Task objective
Go through the data and copy each line that holds "微软雅黑".

Supplied data
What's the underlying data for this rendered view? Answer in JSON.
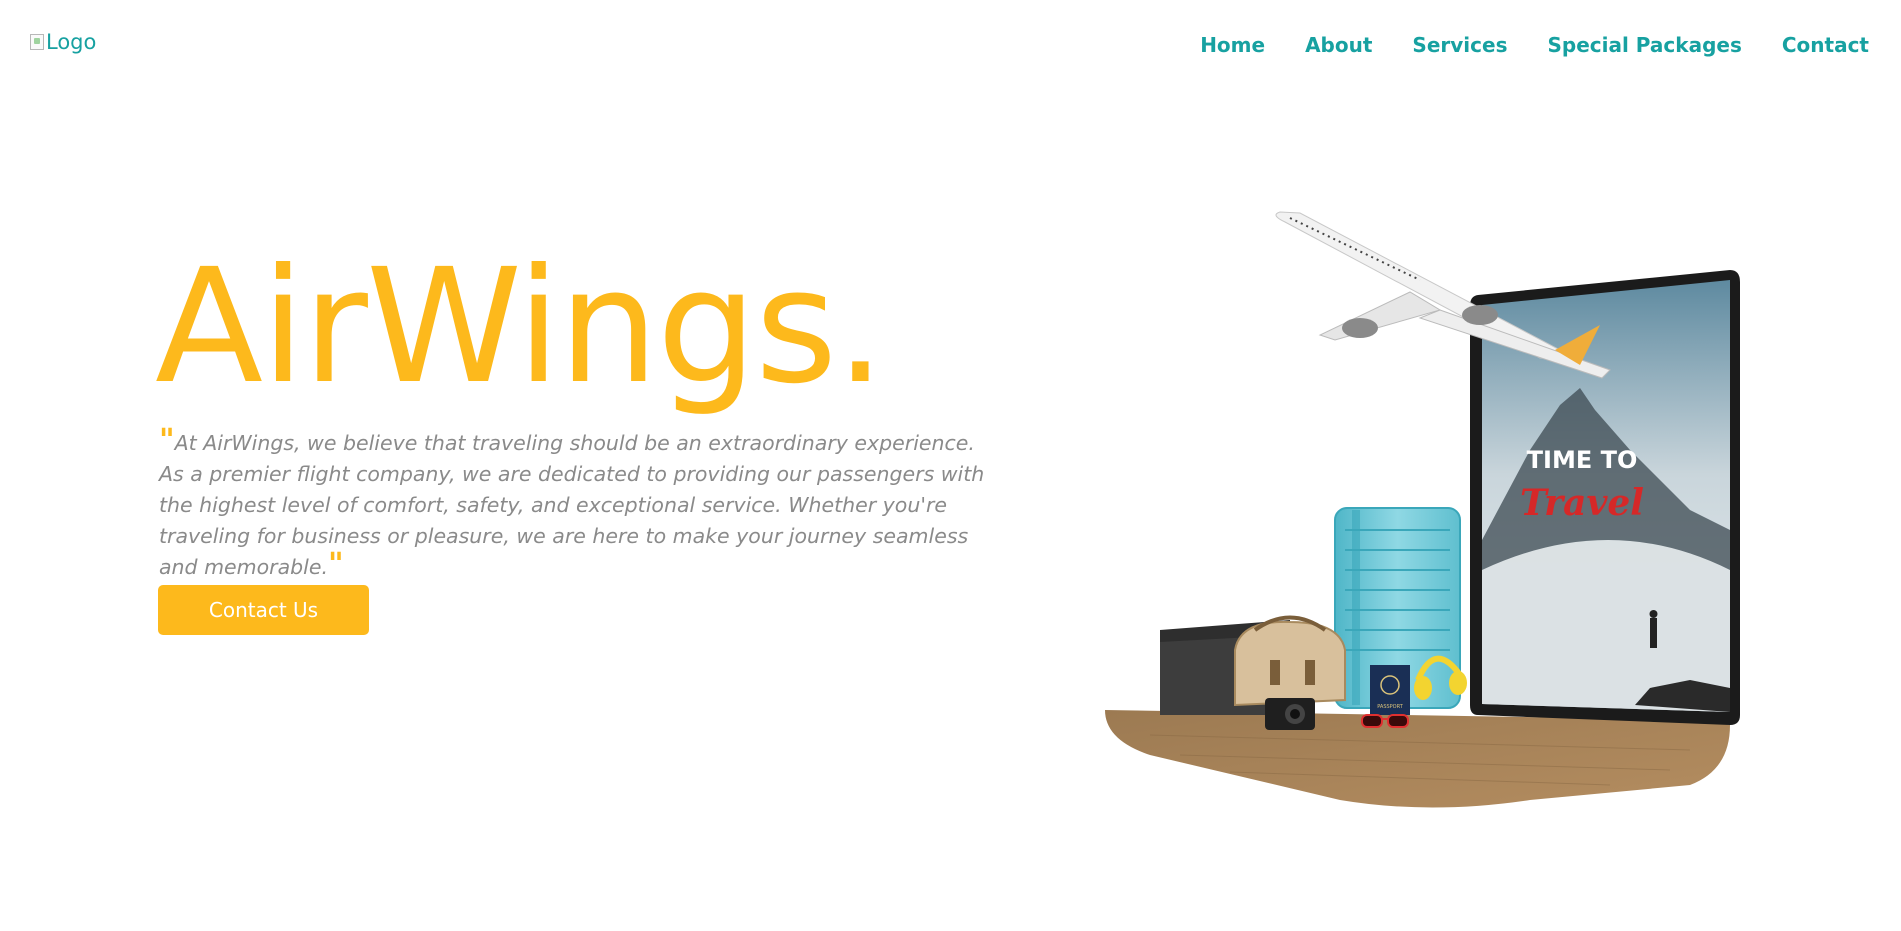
{
  "header": {
    "logo_alt": "Logo",
    "nav": [
      "Home",
      "About",
      "Services",
      "Special Packages",
      "Contact"
    ]
  },
  "hero": {
    "title": "AirWings.",
    "description": "At AirWings, we believe that traveling should be an extraordinary experience. As a premier flight company, we are dedicated to providing our passengers with the highest level of comfort, safety, and exceptional service. Whether you're traveling for business or pleasure, we are here to make your journey seamless and memorable.",
    "quote_open": "\"",
    "quote_close": "\"",
    "cta_label": "Contact Us"
  },
  "illustration": {
    "screen_line1": "TIME TO",
    "screen_line2": "Travel",
    "passport_label": "PASSPORT"
  },
  "colors": {
    "accent": "#fdb91c",
    "nav": "#17a1a1",
    "body_text": "#8a8a8a"
  }
}
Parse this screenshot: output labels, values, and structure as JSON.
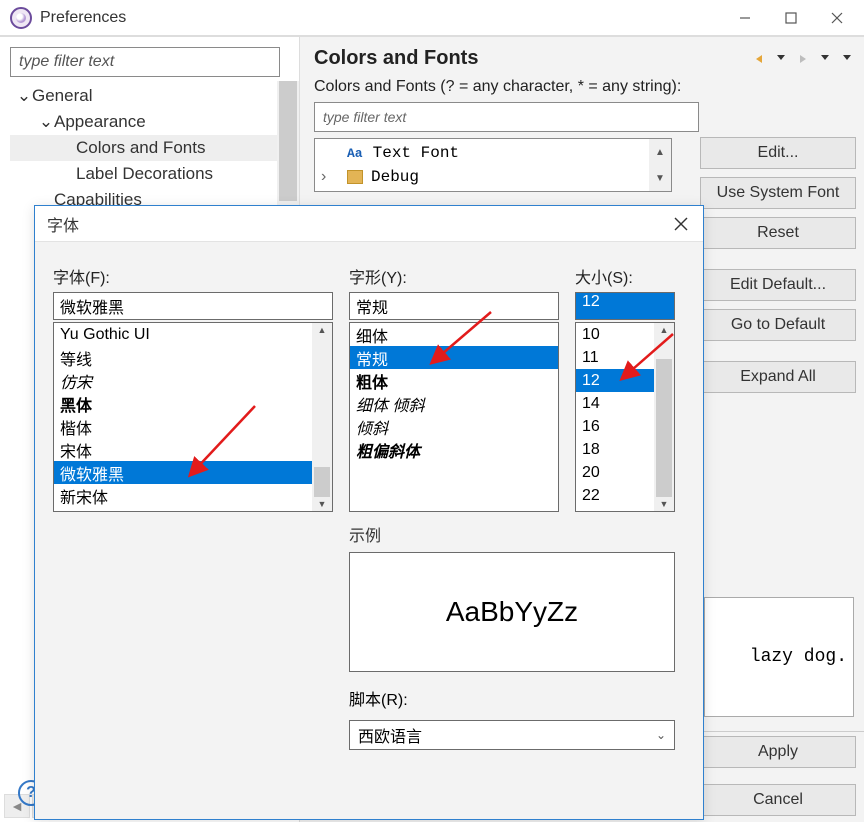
{
  "window": {
    "title": "Preferences"
  },
  "left": {
    "filter_placeholder": "type filter text",
    "tree": {
      "general": "General",
      "appearance": "Appearance",
      "colors_fonts": "Colors and Fonts",
      "label_decorations": "Label Decorations",
      "capabilities": "Capabilities"
    }
  },
  "right": {
    "heading": "Colors and Fonts",
    "hint": "Colors and Fonts (? = any character, * = any string):",
    "filter_placeholder": "type filter text",
    "font_tree": {
      "aa": "Aa",
      "text_font": "Text Font",
      "debug": "Debug"
    },
    "buttons": {
      "edit": "Edit...",
      "use_system": "Use System Font",
      "reset": "Reset",
      "edit_default": "Edit Default...",
      "go_default": "Go to Default",
      "expand_all": "Expand All",
      "apply": "Apply",
      "cancel": "Cancel"
    },
    "preview_fragment": "lazy dog."
  },
  "font_dialog": {
    "title": "字体",
    "font_label": "字体(F):",
    "style_label": "字形(Y):",
    "size_label": "大小(S):",
    "font_value": "微软雅黑",
    "style_value": "常规",
    "size_value": "12",
    "fonts": [
      "Yu Gothic UI",
      "等线",
      "仿宋",
      "黑体",
      "楷体",
      "宋体",
      "微软雅黑",
      "新宋体"
    ],
    "font_selected": "微软雅黑",
    "styles": [
      "细体",
      "常规",
      "粗体",
      "细体 倾斜",
      "倾斜",
      "粗偏斜体"
    ],
    "style_selected": "常规",
    "sizes": [
      "10",
      "11",
      "12",
      "14",
      "16",
      "18",
      "20",
      "22"
    ],
    "size_selected": "12",
    "sample_label": "示例",
    "sample_text": "AaBbYyZz",
    "script_label": "脚本(R):",
    "script_value": "西欧语言"
  }
}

Answer to this task
    "font_value": "微软雅黑",
      "微软雅黑",
    "font_selected": "微软雅黑",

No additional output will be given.